Problem to work on =>
Would you go through the records below and copy each line with the string "JSON"?

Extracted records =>
○ ○ ○ ○

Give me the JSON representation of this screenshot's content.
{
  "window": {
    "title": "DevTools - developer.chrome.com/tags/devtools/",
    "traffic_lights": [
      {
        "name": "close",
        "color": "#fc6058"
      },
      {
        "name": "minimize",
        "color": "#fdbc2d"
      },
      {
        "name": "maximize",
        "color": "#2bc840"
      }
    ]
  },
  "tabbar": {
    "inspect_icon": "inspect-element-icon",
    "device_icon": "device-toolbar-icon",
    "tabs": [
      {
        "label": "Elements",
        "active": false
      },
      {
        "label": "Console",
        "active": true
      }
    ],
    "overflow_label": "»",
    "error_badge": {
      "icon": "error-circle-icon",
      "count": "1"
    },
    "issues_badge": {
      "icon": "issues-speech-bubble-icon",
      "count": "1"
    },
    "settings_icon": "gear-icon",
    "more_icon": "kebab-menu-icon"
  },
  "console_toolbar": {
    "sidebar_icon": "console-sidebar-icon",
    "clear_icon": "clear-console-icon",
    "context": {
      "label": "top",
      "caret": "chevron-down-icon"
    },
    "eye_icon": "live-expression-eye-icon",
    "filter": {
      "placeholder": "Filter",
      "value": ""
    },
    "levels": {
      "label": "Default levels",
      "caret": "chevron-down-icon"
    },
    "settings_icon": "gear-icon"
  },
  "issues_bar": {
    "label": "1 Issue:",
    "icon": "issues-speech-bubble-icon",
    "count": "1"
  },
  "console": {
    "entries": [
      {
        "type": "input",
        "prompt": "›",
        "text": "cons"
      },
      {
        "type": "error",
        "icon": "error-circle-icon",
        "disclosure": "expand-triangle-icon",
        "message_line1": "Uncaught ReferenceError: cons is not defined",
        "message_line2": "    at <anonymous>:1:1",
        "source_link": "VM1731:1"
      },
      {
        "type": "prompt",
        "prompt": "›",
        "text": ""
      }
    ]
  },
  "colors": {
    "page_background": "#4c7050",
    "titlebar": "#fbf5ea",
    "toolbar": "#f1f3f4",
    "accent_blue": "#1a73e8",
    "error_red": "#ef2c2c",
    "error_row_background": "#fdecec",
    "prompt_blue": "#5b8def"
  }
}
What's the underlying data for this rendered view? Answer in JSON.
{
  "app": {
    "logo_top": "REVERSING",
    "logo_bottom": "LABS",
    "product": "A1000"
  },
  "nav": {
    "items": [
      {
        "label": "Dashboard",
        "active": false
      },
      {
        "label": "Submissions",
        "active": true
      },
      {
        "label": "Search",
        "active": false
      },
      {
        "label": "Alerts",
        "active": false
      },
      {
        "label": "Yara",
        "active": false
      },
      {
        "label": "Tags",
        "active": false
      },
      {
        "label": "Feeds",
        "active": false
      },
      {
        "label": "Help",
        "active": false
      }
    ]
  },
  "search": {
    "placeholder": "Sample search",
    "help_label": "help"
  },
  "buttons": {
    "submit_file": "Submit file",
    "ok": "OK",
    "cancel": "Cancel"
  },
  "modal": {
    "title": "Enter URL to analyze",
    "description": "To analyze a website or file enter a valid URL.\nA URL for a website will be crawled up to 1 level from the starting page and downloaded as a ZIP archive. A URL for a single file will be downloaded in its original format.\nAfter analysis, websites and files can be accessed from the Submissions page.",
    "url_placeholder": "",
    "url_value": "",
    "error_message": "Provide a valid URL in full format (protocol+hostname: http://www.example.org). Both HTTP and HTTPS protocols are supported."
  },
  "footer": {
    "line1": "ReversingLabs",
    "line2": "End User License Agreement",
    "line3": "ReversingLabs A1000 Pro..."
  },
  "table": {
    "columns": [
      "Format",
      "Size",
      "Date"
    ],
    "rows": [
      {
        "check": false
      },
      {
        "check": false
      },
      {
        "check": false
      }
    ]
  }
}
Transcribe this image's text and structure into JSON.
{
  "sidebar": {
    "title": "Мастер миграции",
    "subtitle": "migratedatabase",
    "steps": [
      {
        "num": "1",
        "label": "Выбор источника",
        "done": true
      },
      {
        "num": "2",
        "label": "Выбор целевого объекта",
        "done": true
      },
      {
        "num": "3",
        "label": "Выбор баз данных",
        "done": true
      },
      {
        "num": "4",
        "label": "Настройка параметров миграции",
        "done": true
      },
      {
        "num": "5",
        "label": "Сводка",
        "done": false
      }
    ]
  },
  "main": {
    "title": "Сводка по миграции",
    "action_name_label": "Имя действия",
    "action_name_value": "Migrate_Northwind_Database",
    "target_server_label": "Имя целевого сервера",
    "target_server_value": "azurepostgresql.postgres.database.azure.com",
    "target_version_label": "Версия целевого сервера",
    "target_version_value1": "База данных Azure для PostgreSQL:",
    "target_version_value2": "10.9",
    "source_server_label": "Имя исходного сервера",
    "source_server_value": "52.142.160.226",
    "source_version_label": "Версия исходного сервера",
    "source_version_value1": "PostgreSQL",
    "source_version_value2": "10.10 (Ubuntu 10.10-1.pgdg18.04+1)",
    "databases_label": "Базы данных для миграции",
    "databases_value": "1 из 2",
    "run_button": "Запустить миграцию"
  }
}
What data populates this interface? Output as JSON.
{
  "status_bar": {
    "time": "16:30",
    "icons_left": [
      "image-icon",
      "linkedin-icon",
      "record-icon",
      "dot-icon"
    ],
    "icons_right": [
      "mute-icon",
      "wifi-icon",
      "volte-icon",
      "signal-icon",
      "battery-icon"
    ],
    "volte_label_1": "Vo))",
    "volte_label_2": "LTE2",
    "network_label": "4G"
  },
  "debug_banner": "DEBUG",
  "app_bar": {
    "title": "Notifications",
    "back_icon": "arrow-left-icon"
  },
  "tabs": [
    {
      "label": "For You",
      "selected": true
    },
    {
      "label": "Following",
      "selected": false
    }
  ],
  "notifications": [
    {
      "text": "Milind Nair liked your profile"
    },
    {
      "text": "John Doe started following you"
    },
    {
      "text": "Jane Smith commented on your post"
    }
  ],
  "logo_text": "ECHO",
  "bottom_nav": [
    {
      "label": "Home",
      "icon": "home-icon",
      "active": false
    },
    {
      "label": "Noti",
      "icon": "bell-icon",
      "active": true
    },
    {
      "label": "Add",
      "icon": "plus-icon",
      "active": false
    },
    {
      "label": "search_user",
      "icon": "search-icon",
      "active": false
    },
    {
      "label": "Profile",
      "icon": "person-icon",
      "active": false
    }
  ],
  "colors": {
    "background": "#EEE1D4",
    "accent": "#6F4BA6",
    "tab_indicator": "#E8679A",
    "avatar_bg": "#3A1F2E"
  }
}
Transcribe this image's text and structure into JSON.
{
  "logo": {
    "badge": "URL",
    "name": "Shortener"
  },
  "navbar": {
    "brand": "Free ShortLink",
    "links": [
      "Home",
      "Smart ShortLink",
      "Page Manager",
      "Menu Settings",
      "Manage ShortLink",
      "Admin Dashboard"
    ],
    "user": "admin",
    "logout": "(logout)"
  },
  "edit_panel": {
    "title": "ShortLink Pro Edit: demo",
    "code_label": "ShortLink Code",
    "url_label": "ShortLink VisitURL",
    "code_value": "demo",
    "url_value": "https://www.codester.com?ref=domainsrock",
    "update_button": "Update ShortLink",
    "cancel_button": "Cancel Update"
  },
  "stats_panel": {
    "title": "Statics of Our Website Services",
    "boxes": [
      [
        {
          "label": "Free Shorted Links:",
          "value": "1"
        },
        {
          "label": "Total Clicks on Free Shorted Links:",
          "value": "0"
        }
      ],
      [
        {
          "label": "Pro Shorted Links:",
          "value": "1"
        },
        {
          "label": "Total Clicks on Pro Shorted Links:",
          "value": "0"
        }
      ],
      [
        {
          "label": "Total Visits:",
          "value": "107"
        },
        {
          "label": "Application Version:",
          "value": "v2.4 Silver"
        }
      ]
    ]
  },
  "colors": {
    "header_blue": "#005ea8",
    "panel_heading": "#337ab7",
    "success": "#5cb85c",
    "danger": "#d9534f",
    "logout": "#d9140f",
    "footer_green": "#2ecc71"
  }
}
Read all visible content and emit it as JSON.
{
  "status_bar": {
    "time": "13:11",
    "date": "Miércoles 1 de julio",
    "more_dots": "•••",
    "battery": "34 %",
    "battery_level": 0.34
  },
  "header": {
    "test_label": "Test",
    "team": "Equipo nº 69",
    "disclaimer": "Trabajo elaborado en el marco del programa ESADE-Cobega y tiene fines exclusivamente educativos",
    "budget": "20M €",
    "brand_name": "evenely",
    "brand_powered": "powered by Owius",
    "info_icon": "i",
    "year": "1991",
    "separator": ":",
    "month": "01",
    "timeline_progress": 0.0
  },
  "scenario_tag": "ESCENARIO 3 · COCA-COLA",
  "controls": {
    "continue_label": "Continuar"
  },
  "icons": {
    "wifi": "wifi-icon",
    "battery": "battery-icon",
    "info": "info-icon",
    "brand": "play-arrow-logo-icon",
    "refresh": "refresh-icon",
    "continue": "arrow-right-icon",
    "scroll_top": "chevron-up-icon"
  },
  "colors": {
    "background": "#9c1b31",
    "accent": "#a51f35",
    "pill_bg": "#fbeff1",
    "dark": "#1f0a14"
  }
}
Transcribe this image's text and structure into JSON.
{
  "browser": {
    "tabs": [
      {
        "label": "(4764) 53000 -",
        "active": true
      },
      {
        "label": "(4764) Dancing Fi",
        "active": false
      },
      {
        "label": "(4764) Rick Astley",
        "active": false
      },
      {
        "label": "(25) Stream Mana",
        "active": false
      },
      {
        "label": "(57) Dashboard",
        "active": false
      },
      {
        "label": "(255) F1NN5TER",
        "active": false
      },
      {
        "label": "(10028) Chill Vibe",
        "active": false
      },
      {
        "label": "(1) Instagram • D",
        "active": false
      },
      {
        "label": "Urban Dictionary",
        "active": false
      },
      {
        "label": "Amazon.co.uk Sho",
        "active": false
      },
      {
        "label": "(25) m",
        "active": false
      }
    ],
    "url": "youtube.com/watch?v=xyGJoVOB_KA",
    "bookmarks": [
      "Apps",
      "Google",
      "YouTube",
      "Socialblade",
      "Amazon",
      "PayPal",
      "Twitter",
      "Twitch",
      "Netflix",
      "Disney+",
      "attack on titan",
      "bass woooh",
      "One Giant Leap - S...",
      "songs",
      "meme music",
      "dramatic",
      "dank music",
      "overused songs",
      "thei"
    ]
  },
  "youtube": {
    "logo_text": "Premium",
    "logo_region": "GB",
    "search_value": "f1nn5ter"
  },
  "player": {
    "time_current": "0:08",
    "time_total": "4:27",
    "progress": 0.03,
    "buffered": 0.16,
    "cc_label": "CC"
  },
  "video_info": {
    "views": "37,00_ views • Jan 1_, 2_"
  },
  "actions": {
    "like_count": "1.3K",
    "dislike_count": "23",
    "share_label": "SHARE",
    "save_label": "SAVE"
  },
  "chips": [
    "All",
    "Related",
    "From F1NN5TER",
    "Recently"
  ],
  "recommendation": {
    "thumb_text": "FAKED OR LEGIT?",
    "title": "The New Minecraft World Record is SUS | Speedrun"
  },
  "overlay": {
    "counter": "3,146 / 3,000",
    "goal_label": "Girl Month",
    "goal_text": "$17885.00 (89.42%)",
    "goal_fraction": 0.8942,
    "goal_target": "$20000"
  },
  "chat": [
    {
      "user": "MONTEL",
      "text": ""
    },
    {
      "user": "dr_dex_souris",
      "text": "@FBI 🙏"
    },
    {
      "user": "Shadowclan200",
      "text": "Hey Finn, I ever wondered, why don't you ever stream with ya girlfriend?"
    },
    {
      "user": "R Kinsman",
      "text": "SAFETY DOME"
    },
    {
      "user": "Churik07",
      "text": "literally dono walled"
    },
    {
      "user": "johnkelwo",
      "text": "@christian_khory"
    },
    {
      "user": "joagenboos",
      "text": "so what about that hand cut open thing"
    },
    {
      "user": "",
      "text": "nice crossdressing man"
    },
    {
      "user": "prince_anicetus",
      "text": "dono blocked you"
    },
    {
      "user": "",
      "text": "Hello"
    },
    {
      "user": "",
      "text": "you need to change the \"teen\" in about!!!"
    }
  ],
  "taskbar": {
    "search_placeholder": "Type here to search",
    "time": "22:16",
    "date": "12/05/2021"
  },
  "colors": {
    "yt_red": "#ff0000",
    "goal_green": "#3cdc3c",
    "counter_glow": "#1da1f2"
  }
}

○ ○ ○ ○

Answer box =>
Give me the JSON representation of this screenshot's content.
What's the underlying data for this rendered view? Answer in JSON.
Transcribe this image's text and structure into JSON.
What data populates this interface? Output as JSON.
Transcribe this image's text and structure into JSON.
Read all visible content and emit it as JSON.
Transcribe this image's text and structure into JSON.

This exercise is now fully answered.